- _PROVIDED ENTRIES_

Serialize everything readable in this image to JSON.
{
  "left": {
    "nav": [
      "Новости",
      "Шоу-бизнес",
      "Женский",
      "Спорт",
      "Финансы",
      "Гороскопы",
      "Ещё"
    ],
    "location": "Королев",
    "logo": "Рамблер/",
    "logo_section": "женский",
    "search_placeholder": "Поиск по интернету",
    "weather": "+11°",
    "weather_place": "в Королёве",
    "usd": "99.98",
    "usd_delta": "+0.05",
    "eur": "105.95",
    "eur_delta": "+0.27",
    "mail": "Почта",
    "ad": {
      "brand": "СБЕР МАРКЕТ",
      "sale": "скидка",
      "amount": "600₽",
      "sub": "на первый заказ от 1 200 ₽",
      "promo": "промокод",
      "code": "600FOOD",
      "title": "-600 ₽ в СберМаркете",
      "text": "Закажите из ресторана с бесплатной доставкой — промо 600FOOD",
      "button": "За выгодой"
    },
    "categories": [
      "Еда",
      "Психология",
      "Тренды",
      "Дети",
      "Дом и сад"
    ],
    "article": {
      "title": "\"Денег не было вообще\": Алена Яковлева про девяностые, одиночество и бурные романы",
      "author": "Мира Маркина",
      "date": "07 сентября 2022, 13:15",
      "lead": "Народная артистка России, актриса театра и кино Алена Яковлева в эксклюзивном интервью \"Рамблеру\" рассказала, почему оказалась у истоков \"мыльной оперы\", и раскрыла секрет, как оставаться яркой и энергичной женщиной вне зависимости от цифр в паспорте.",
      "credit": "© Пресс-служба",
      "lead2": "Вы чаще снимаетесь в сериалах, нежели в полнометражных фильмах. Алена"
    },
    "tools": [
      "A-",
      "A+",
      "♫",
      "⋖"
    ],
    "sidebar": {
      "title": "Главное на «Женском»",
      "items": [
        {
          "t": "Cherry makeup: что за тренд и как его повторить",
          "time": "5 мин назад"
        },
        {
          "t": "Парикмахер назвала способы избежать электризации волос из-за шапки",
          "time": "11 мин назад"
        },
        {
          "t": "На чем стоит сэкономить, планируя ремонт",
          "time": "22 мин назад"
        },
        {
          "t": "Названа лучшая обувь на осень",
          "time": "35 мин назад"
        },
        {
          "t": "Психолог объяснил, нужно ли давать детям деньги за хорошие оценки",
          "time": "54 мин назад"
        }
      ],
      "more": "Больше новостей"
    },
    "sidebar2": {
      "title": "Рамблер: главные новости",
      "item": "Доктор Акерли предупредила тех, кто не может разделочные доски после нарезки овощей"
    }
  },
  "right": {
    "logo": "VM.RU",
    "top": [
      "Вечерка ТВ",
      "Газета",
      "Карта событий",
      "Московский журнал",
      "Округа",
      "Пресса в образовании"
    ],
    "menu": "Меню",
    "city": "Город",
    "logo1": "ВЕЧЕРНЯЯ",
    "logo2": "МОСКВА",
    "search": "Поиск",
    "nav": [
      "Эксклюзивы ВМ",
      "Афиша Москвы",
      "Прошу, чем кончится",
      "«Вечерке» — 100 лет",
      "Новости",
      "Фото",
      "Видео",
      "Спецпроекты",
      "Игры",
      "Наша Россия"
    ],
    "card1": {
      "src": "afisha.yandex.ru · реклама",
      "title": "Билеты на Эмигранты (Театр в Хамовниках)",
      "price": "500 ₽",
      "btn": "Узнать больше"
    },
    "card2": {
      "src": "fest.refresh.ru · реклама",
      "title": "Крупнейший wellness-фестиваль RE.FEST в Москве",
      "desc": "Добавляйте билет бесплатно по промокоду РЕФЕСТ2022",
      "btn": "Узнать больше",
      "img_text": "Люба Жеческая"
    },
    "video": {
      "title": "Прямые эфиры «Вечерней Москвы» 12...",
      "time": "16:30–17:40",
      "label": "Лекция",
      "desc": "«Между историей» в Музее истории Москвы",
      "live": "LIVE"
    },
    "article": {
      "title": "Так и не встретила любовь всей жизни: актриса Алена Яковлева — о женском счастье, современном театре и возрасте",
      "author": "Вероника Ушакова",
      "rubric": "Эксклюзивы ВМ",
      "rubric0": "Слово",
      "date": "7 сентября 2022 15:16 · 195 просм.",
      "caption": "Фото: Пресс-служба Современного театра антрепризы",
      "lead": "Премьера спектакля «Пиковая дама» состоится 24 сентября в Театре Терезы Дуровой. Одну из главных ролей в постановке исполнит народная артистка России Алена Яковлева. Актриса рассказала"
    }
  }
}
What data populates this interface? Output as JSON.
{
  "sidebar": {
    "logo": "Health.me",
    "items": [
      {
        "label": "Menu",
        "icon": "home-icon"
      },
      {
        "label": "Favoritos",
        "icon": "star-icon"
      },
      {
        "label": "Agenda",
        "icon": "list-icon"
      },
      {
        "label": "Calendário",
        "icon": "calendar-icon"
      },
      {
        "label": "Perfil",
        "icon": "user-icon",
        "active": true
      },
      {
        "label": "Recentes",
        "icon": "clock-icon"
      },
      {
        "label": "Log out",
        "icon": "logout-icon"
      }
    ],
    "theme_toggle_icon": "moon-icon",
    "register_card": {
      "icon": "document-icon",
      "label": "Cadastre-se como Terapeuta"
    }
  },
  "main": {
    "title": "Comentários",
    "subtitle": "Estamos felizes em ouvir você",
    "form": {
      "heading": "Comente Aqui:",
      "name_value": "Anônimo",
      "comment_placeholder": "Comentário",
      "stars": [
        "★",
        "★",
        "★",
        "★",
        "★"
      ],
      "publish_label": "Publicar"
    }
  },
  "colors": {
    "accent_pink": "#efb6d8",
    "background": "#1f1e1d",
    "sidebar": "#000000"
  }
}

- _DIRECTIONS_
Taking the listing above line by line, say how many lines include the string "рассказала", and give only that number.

- _EXERCISE SOLUTION_
2